• **WHAT TO WORK ON**:
Word for word, reproduce all of the entries shown below.

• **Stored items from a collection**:
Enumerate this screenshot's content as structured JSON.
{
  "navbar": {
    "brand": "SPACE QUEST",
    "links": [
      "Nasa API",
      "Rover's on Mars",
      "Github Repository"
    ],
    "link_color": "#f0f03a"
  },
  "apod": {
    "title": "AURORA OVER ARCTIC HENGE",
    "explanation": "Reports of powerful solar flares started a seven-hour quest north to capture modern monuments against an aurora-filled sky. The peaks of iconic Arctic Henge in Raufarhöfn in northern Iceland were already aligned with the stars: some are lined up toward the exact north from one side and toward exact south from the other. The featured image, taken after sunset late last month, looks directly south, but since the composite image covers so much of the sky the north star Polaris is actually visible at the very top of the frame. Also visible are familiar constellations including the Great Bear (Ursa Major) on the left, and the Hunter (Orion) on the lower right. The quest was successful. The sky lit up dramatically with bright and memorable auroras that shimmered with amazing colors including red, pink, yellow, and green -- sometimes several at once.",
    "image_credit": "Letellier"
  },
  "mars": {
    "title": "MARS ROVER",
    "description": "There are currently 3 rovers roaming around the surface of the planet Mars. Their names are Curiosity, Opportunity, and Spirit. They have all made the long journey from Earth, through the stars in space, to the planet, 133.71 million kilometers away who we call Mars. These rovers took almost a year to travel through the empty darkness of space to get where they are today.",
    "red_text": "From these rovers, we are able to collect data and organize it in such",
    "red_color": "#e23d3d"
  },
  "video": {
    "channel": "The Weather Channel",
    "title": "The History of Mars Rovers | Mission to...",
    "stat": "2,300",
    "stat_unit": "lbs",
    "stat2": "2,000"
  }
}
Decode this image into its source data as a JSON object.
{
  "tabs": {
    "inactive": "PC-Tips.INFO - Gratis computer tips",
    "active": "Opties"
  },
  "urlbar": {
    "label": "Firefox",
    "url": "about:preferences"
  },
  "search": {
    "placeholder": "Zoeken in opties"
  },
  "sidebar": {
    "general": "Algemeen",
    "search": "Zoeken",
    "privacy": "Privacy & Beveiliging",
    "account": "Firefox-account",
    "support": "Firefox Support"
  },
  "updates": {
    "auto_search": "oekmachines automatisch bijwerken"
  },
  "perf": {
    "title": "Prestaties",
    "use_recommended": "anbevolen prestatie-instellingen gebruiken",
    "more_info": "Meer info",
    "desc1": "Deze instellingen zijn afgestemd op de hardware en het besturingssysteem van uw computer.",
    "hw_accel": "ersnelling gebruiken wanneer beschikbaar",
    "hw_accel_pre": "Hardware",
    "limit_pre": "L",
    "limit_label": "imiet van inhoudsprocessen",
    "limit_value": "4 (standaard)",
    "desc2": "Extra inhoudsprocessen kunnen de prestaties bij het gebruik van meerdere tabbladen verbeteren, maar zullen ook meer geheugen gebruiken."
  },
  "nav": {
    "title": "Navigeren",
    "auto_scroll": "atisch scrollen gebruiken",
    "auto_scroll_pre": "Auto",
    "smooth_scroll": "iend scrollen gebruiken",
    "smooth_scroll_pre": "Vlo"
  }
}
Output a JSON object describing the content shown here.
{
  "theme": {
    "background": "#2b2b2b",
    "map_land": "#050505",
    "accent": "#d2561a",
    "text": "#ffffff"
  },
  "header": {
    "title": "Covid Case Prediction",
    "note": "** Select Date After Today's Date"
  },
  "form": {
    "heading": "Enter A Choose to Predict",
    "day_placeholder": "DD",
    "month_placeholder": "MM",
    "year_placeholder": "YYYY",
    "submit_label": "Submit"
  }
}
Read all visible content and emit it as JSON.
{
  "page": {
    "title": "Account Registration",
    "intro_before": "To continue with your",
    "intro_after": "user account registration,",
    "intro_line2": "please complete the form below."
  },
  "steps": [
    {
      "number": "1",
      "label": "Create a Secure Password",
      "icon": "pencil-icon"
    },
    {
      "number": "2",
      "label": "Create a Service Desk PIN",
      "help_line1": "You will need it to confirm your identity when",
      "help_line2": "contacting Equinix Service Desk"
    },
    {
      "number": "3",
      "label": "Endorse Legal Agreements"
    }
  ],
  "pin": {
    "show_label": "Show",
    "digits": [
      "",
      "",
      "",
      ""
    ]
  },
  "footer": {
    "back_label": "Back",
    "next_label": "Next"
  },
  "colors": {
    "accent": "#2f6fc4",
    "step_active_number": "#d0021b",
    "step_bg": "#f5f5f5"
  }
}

• **REPLY TO THE TASK**:
Enumerate this screenshot's content as structured JSON.
{
  "navbar": {
    "brand": "SPACE QUEST",
    "links": [
      "Nasa API",
      "Rover's on Mars",
      "Github Repository"
    ],
    "link_color": "#f0f03a"
  },
  "apod": {
    "title": "AURORA OVER ARCTIC HENGE",
    "explanation": "Reports of powerful solar flares started a seven-hour quest north to capture modern monuments against an aurora-filled sky. The peaks of iconic Arctic Henge in Raufarhöfn in northern Iceland were already aligned with the stars: some are lined up toward the exact north from one side and toward exact south from the other. The featured image, taken after sunset late last month, looks directly south, but since the composite image covers so much of the sky the north star Polaris is actually visible at the very top of the frame. Also visible are familiar constellations including the Great Bear (Ursa Major) on the left, and the Hunter (Orion) on the lower right. The quest was successful. The sky lit up dramatically with bright and memorable auroras that shimmered with amazing colors including red, pink, yellow, and green -- sometimes several at once.",
    "image_credit": "Letellier"
  },
  "mars": {
    "title": "MARS ROVER",
    "description": "There are currently 3 rovers roaming around the surface of the planet Mars. Their names are Curiosity, Opportunity, and Spirit. They have all made the long journey from Earth, through the stars in space, to the planet, 133.71 million kilometers away who we call Mars. These rovers took almost a year to travel through the empty darkness of space to get where they are today.",
    "red_text": "From these rovers, we are able to collect data and organize it in such",
    "red_color": "#e23d3d"
  },
  "video": {
    "channel": "The Weather Channel",
    "title": "The History of Mars Rovers | Mission to...",
    "stat": "2,300",
    "stat_unit": "lbs",
    "stat2": "2,000"
  }
}
Decode this image into its source data as a JSON object.
{
  "tabs": {
    "inactive": "PC-Tips.INFO - Gratis computer tips",
    "active": "Opties"
  },
  "urlbar": {
    "label": "Firefox",
    "url": "about:preferences"
  },
  "search": {
    "placeholder": "Zoeken in opties"
  },
  "sidebar": {
    "general": "Algemeen",
    "search": "Zoeken",
    "privacy": "Privacy & Beveiliging",
    "account": "Firefox-account",
    "support": "Firefox Support"
  },
  "updates": {
    "auto_search": "oekmachines automatisch bijwerken"
  },
  "perf": {
    "title": "Prestaties",
    "use_recommended": "anbevolen prestatie-instellingen gebruiken",
    "more_info": "Meer info",
    "desc1": "Deze instellingen zijn afgestemd op de hardware en het besturingssysteem van uw computer.",
    "hw_accel": "ersnelling gebruiken wanneer beschikbaar",
    "hw_accel_pre": "Hardware",
    "limit_pre": "L",
    "limit_label": "imiet van inhoudsprocessen",
    "limit_value": "4 (standaard)",
    "desc2": "Extra inhoudsprocessen kunnen de prestaties bij het gebruik van meerdere tabbladen verbeteren, maar zullen ook meer geheugen gebruiken."
  },
  "nav": {
    "title": "Navigeren",
    "auto_scroll": "atisch scrollen gebruiken",
    "auto_scroll_pre": "Auto",
    "smooth_scroll": "iend scrollen gebruiken",
    "smooth_scroll_pre": "Vlo"
  }
}
Output a JSON object describing the content shown here.
{
  "theme": {
    "background": "#2b2b2b",
    "map_land": "#050505",
    "accent": "#d2561a",
    "text": "#ffffff"
  },
  "header": {
    "title": "Covid Case Prediction",
    "note": "** Select Date After Today's Date"
  },
  "form": {
    "heading": "Enter A Choose to Predict",
    "day_placeholder": "DD",
    "month_placeholder": "MM",
    "year_placeholder": "YYYY",
    "submit_label": "Submit"
  }
}
Read all visible content and emit it as JSON.
{
  "page": {
    "title": "Account Registration",
    "intro_before": "To continue with your",
    "intro_after": "user account registration,",
    "intro_line2": "please complete the form below."
  },
  "steps": [
    {
      "number": "1",
      "label": "Create a Secure Password",
      "icon": "pencil-icon"
    },
    {
      "number": "2",
      "label": "Create a Service Desk PIN",
      "help_line1": "You will need it to confirm your identity when",
      "help_line2": "contacting Equinix Service Desk"
    },
    {
      "number": "3",
      "label": "Endorse Legal Agreements"
    }
  ],
  "pin": {
    "show_label": "Show",
    "digits": [
      "",
      "",
      "",
      ""
    ]
  },
  "footer": {
    "back_label": "Back",
    "next_label": "Next"
  },
  "colors": {
    "accent": "#2f6fc4",
    "step_active_number": "#d0021b",
    "step_bg": "#f5f5f5"
  }
}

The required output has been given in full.